Mathematical Recreations column by Ian Stewart, *Scientific American*,
April 1998, pp. 102-104.

This month's discussion focuses on coin flips. Stewart discusses __the law of
large numbers__ that says the frequencies observed should in the long run be very close
to their probabilities. Some interesting remarks:

- Random walk theory says that the balance of heads and tails will always return to
zero (starting point).

In testing this, the longest observed run out-of-balance in my simulation was
10,810,830 flips.

- Imagine a 2-dimensioned random-walk. This, too, will always return to the
starting point.

- Stanislaw M. Ulam (co-inventor of the hydrogen bomb) proved that in three
dimensions, the probability of eventually returning to the origin is about .35.

"So if you get lost in a desert and wander around at random, you'll eventually
get (back) to the oasis; however, if you're lost in space, there is only a chance of one
in three that you'll wander back to earth.

He notes another counter-intuitive situation. In a large, predetermined
number of trials, what is the proportion of time that the number of heads is larger than
the number of tails? Many persons suppose that either coin face would lead about
half of the time. Actually, this would be extremely rare. Almost always, one
coin side will lead most of the time. The most likely outcome is that one side leads
all of the time!

—John Schuyler, March 1998.

Copyright © 1998 by John R. Schuyler.
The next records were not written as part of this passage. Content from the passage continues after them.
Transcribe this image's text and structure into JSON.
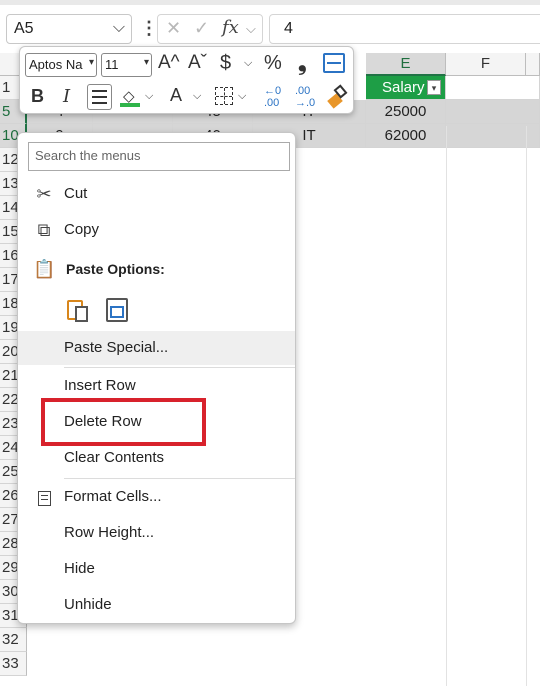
{
  "formula_bar": {
    "name_box": "A5",
    "cancel_glyph": "✕",
    "confirm_glyph": "✓",
    "fx_label": "fx",
    "value": "4"
  },
  "columns": [
    {
      "label": "E"
    },
    {
      "label": "F"
    }
  ],
  "rows": [
    "1",
    "5",
    "10",
    "12",
    "13",
    "14",
    "15",
    "16",
    "17",
    "18",
    "19",
    "20",
    "21",
    "22",
    "23",
    "24",
    "25",
    "26",
    "27",
    "28",
    "29",
    "30",
    "31",
    "32",
    "33"
  ],
  "table": {
    "salary_header": "Salary",
    "row5": {
      "col_a": "4",
      "col_c": "45",
      "dept": "IT",
      "salary": "25000"
    },
    "row10": {
      "col_a": "9",
      "col_c": "40",
      "dept": "IT",
      "salary": "62000"
    }
  },
  "mini_toolbar": {
    "font_name": "Aptos Na",
    "font_size": "11",
    "grow_font": "A^",
    "shrink_font": "Aˇ",
    "currency": "$",
    "percent": "%",
    "comma": "❟",
    "bold": "B",
    "italic": "I",
    "font_color": "A",
    "inc_decimal_top": "←0",
    "inc_decimal_bottom": ".00",
    "dec_decimal_top": ".00",
    "dec_decimal_bottom": "→.0"
  },
  "context_menu": {
    "search_placeholder": "Search the menus",
    "items": {
      "cut": "Cut",
      "copy": "Copy",
      "paste_options": "Paste Options:",
      "paste_special": "Paste Special...",
      "insert_row": "Insert Row",
      "delete_row": "Delete Row",
      "clear_contents": "Clear Contents",
      "format_cells": "Format Cells...",
      "row_height": "Row Height...",
      "hide": "Hide",
      "unhide": "Unhide"
    }
  },
  "colors": {
    "table_header_green": "#1e9e46",
    "highlight_red": "#d8222c",
    "fill_color_green": "#2fb44a",
    "font_color_red": "#e03030"
  },
  "icons": [
    "chevron-down-icon",
    "cancel-icon",
    "confirm-icon",
    "fx-icon",
    "scissors-icon",
    "copy-icon",
    "paste-icon",
    "paste-keep-icon",
    "paste-picture-icon",
    "format-cells-icon",
    "wrap-text-icon",
    "format-painter-icon",
    "borders-icon",
    "fill-color-icon",
    "align-center-icon"
  ]
}
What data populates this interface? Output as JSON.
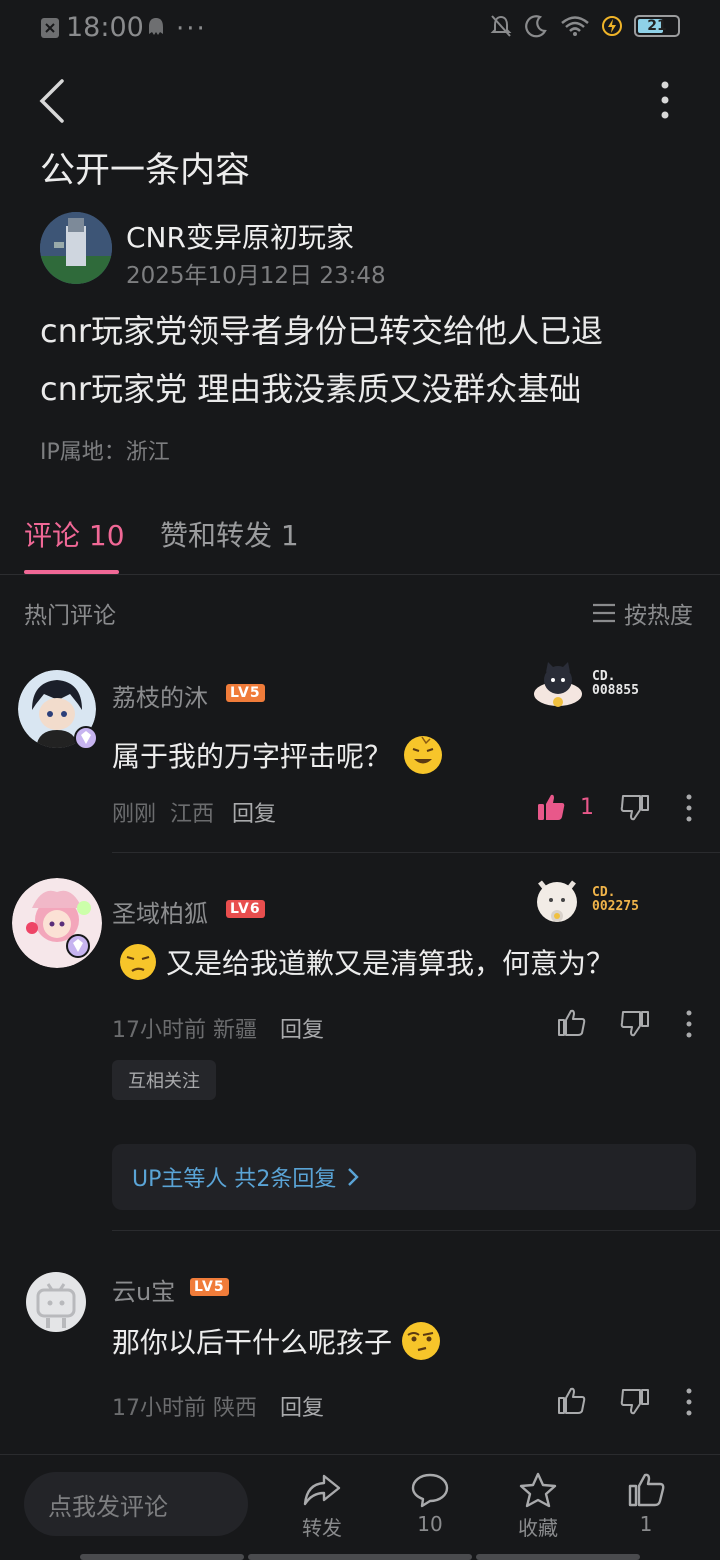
{
  "status_bar": {
    "time": "18:00",
    "battery": "21"
  },
  "header": {
    "title": "公开一条内容"
  },
  "post": {
    "author": "CNR变异原初玩家",
    "time": "2025年10月12日 23:48",
    "body_line1": "cnr玩家党领导者身份已转交给他人已退",
    "body_line2": "cnr玩家党 理由我没素质又没群众基础",
    "ip": "IP属地：浙江"
  },
  "tabs": [
    {
      "label": "评论 10"
    },
    {
      "label": "赞和转发 1"
    }
  ],
  "comments_header": {
    "hot_label": "热门评论",
    "sort_label": "按热度"
  },
  "comments": [
    {
      "name": "荔枝的沐",
      "level": "LV5",
      "level_color": "#f07c3a",
      "badge_line1": "CD.",
      "badge_line2": "008855",
      "badge_color": "#e8e8e8",
      "text": "属于我的万字抨击呢？",
      "time": "刚刚",
      "location": "江西",
      "reply_label": "回复",
      "like_count": "1"
    },
    {
      "name": "圣域柏狐",
      "level": "LV6",
      "level_color": "#e84e4e",
      "badge_line1": "CD.",
      "badge_line2": "002275",
      "badge_color": "#f0b44a",
      "text": "又是给我道歉又是清算我，何意为？",
      "time": "17小时前",
      "location": "新疆",
      "reply_label": "回复",
      "mutual_label": "互相关注",
      "sub_replies": "UP主等人 共2条回复"
    },
    {
      "name": "云u宝",
      "level": "LV5",
      "level_color": "#f07c3a",
      "text": "那你以后干什么呢孩子",
      "time": "17小时前",
      "location": "陕西",
      "reply_label": "回复"
    }
  ],
  "bottom_bar": {
    "input_placeholder": "点我发评论",
    "share_label": "转发",
    "comment_count": "10",
    "favorite_label": "收藏",
    "like_count": "1"
  },
  "colors": {
    "accent": "#f06896",
    "link": "#5aa4d6",
    "background": "#17181a"
  }
}
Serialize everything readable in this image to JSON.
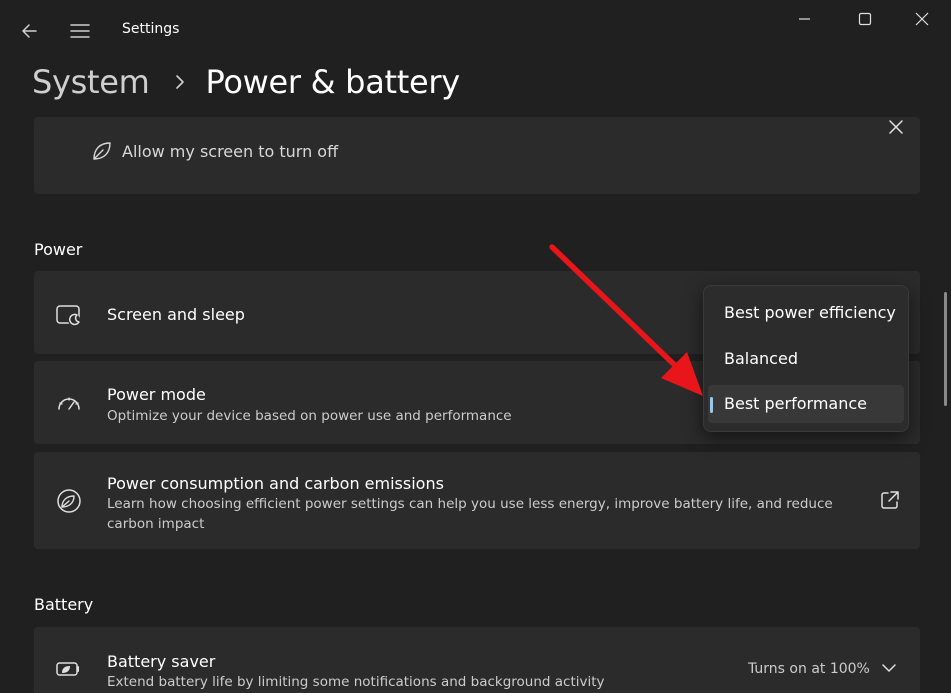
{
  "window": {
    "title": "Settings"
  },
  "breadcrumb": {
    "parent": "System",
    "current": "Power & battery"
  },
  "screen_card": {
    "label": "Allow my screen to turn off"
  },
  "sections": {
    "power": "Power",
    "battery": "Battery"
  },
  "power_items": {
    "screen_sleep": {
      "title": "Screen and sleep"
    },
    "power_mode": {
      "title": "Power mode",
      "description": "Optimize your device based on power use and performance"
    },
    "carbon": {
      "title": "Power consumption and carbon emissions",
      "description_line1": "Learn how choosing efficient power settings can help you use less energy, improve battery life, and reduce",
      "description_line2": "carbon impact"
    }
  },
  "power_mode_dropdown": {
    "options": [
      "Best power efficiency",
      "Balanced",
      "Best performance"
    ],
    "selected": "Best performance"
  },
  "battery_items": {
    "saver": {
      "title": "Battery saver",
      "description": "Extend battery life by limiting some notifications and background activity",
      "status": "Turns on at 100%"
    }
  },
  "colors": {
    "background": "#202020",
    "card": "#2b2b2b",
    "accent": "#9ac7e6",
    "annotation_arrow": "#e8151b"
  },
  "icons": {
    "back": "back-arrow-icon",
    "menu": "hamburger-menu-icon",
    "minimize": "minimize-icon",
    "maximize": "maximize-icon",
    "close": "close-icon",
    "leaf": "leaf-icon",
    "screen_sleep": "screen-sleep-icon",
    "power_mode": "gauge-icon",
    "carbon": "leaf-icon",
    "external_link": "external-link-icon",
    "battery_saver": "battery-saver-icon",
    "chevron": "chevron-down-icon"
  }
}
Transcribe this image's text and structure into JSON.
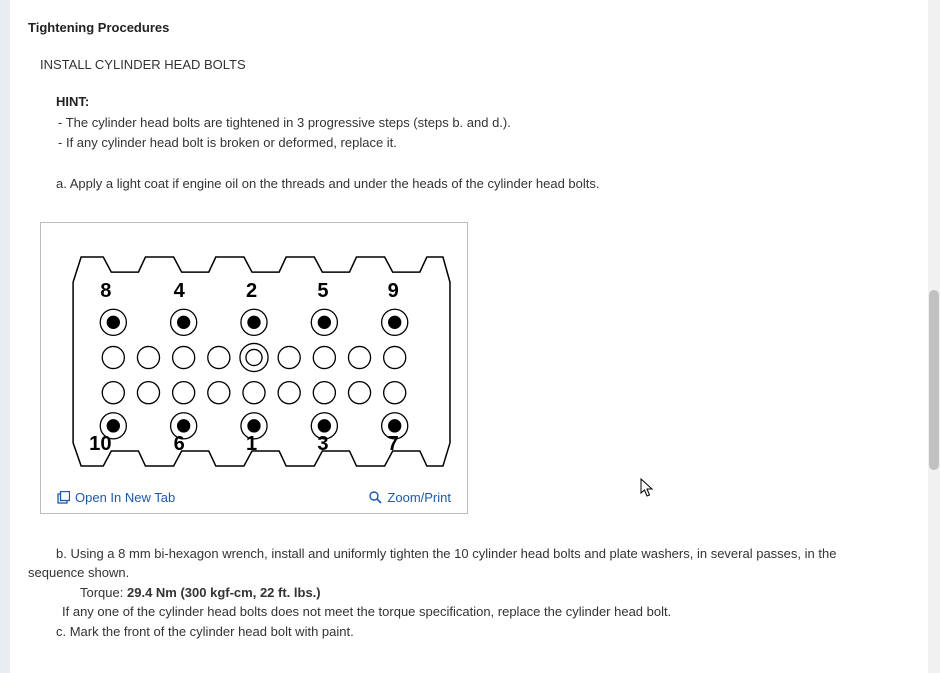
{
  "title": "Tightening Procedures",
  "subtitle": "INSTALL CYLINDER HEAD BOLTS",
  "hint_label": "HINT:",
  "hints": [
    "The cylinder head bolts are tightened in 3 progressive steps (steps b. and d.).",
    "If any cylinder head bolt is broken or deformed, replace it."
  ],
  "step_a": "a. Apply a light coat if engine oil on the threads and under the heads of the cylinder head bolts.",
  "diagram": {
    "bolt_sequence_top": [
      "8",
      "4",
      "2",
      "5",
      "9"
    ],
    "bolt_sequence_bottom": [
      "10",
      "6",
      "1",
      "3",
      "7"
    ],
    "open_new_tab": "Open In New Tab",
    "zoom_print": "Zoom/Print"
  },
  "step_b_first": "b. Using a 8 mm bi-hexagon wrench, install and uniformly tighten the 10 cylinder head bolts and plate washers, in several passes, in the",
  "step_b_continue": "sequence shown.",
  "torque_label": "Torque:",
  "torque_value": "29.4 Nm (300 kgf-cm, 22 ft. lbs.)",
  "replace_note": "If any one of the cylinder head bolts does not meet the torque specification, replace the cylinder head bolt.",
  "step_c": "c. Mark the front of the cylinder head bolt with paint."
}
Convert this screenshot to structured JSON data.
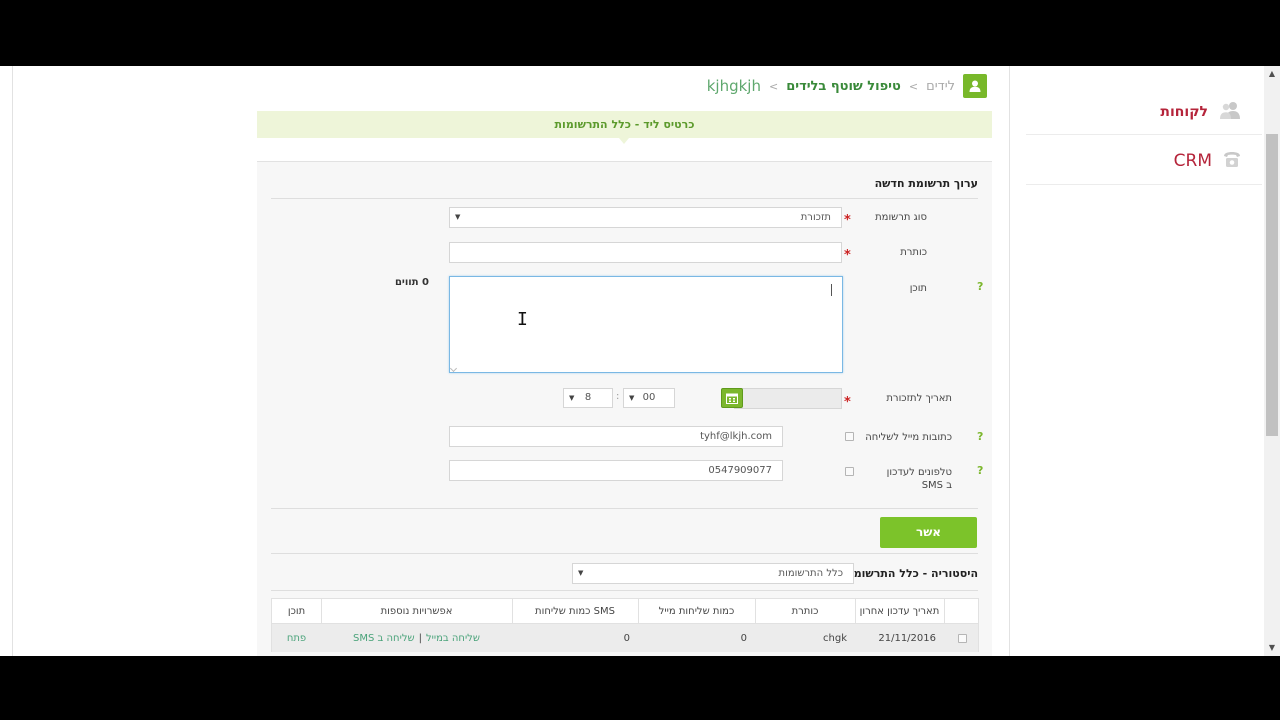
{
  "nav": {
    "customers_label": "לקוחות",
    "crm_label": "CRM"
  },
  "breadcrumb": {
    "leads": "לידים",
    "shared_handling": "טיפול שוטף בלידים",
    "current": "kjhgkjh",
    "separator": ">"
  },
  "notice": {
    "text": "כרטיס ליד - כלל התרשומות"
  },
  "form": {
    "title": "ערוך תרשומת חדשה",
    "type_label": "סוג תרשומת",
    "type_value": "תזכורת",
    "subject_label": "כותרת",
    "subject_value": "",
    "content_label": "תוכן",
    "char_count": "0 תווים",
    "reminder_label": "תאריך לתזכורת",
    "reminder_date": "",
    "minute_value": "00",
    "hour_value": "8",
    "time_sep": ":",
    "email_label": "כתובות מייל לשליחה",
    "email_value": "tyhf@lkjh.com",
    "sms_label": "טלפונים לעדכון ב SMS",
    "sms_value": "0547909077",
    "required_mark": "*",
    "help_mark": "?",
    "approve_label": "אשר"
  },
  "history": {
    "title": "היסטוריה - כלל התרשומות",
    "filter_value": "כלל התרשומות",
    "columns": {
      "last_update": "תאריך עדכון אחרון",
      "subject": "כותרת",
      "email_count": "כמות שליחות מייל",
      "sms_count": "כמות שליחות SMS",
      "options": "אפשרויות נוספות",
      "content": "תוכן"
    },
    "rows": [
      {
        "date": "21/11/2016",
        "subject": "chgk",
        "email_count": "0",
        "sms_count": "0",
        "send_email": "שליחה במייל",
        "pipe": "|",
        "send_sms": "שליחה ב SMS",
        "open": "פתח"
      }
    ]
  },
  "colors": {
    "accent_green": "#7cc32a",
    "nav_red": "#b5243a",
    "link_green": "#4aa37a"
  }
}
All rights reserved. Permission to copy with
reproduction of this notice.